  • City of Detroit, to install a bioretention project at Patton Park, a 93-acre, city-owned park located on the border of Detroit and Dearborn, to capture runoff.
  • Oakland County Parks and Recreation, to remove the failing Davisburg Mill Pond Dam to restore the natural stream channel and adjacent wetlands.
  • Chandler Park Conservancy, to install green stormwater infrastructure in Chandler Park, Detroit to reduce combined sewer overflows and flooding to adjacent community property owners.
  • Detroit Future City, to restore habitat and create public green space along 1.3 acres of vacant land in East Poletown, Detroit by removing invasive species, adding biodiversity through planting of native trees and shrubs, and enhancing educational public space.
  • Friends of the Rouge, to build more than 7,000-square-feet of green stormwater infrastructure by planting trees, installing rain gardens and removing impervious surfaces.
  • City of Hamtramck, to plant at least 300 trees throughout the city of Hamtramck and strengthen partnerships built with the local community.

“Flooding is a major concern for urban communities,” said Lois R. DeBacker, managing director of Kresge’s Environment Program. “Climate change directly impacts water supply, and changes in precipitation are placing stress on the built and natural systems that provide fresh water, manage stormwater and treat wastewater.
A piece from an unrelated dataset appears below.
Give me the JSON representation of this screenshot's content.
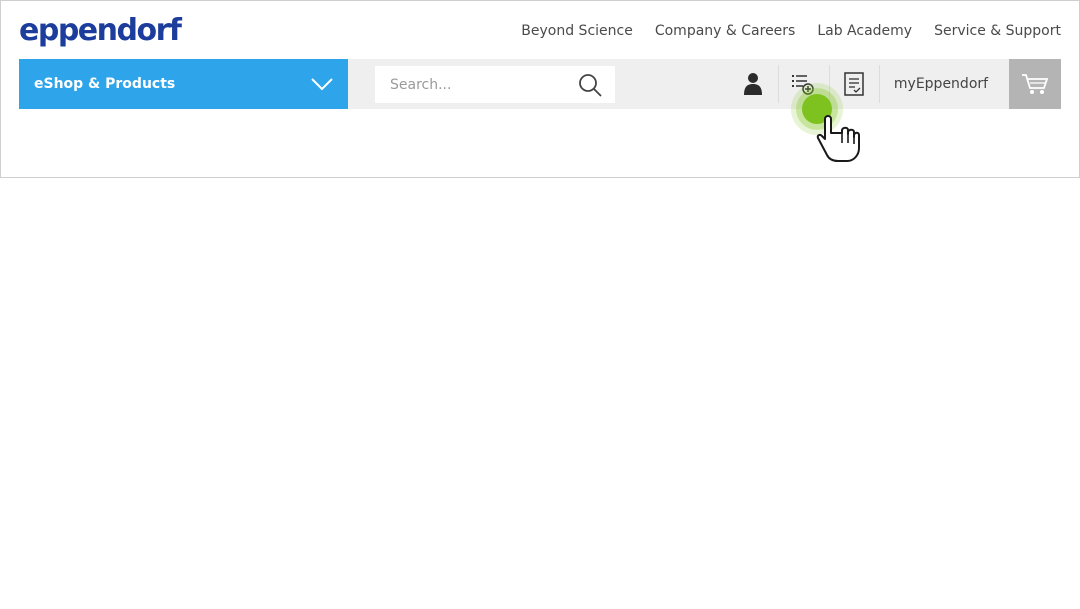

One of our primary goals at Kresge is helping cities implement climate change mitigation and adaptation approaches that advance racial and economic equity. The efforts being supported by the Southeast Michigan Resilience Fund to install green infrastructure, increase urban tree canopies, and restore riverbank and floodplain habitats will help communities that are disproportionately vulnerable to urban flooding and extreme rainfall become better equipped to reduce and prepare for the impacts of climate change.”

“As we look to improve the quality of life in southeast Michigan by investing in parks and trails, it is also essential to support green infrastructure and resilient solutions to the critical challenges posed by climate change,” said JJ Tighe, Parks & Trails Initiative director for the Ralph C. Wilson, Jr. Foundation. “We’re thankful for the collaboration across both public and private partners to solve for these challenges with local and community-based solutions.”

“Our foundation is delighted to participate in this wonderful collaborative effort, which enables us to leverage multiple contributions for maximum group impact,” said Neil Hawkins, president of the Fred A. and Barbara M. Erb Family Foundation. “It’s a win-win opportunity for the health of the Great Lakes ecosystem and for the many people whose well-being depends on it.”

“The Southeast Michigan Resilience Fund continues to exemplify the strength of public-private partnerships,” said Chris Korleski, director of the U.S. Environmental Protection Agency’s Great Lakes National Program Office. “The fund brings together federal and non-governmental partners that leverage Great Lakes Restoration Initiative funds to deliver on-the-ground projects in southeast Michigan communities, including communities that have historically been underrepresented and underserved.”

To learn more about the Southeast Michigan Resilience Fund and the seven projects announced today, please visit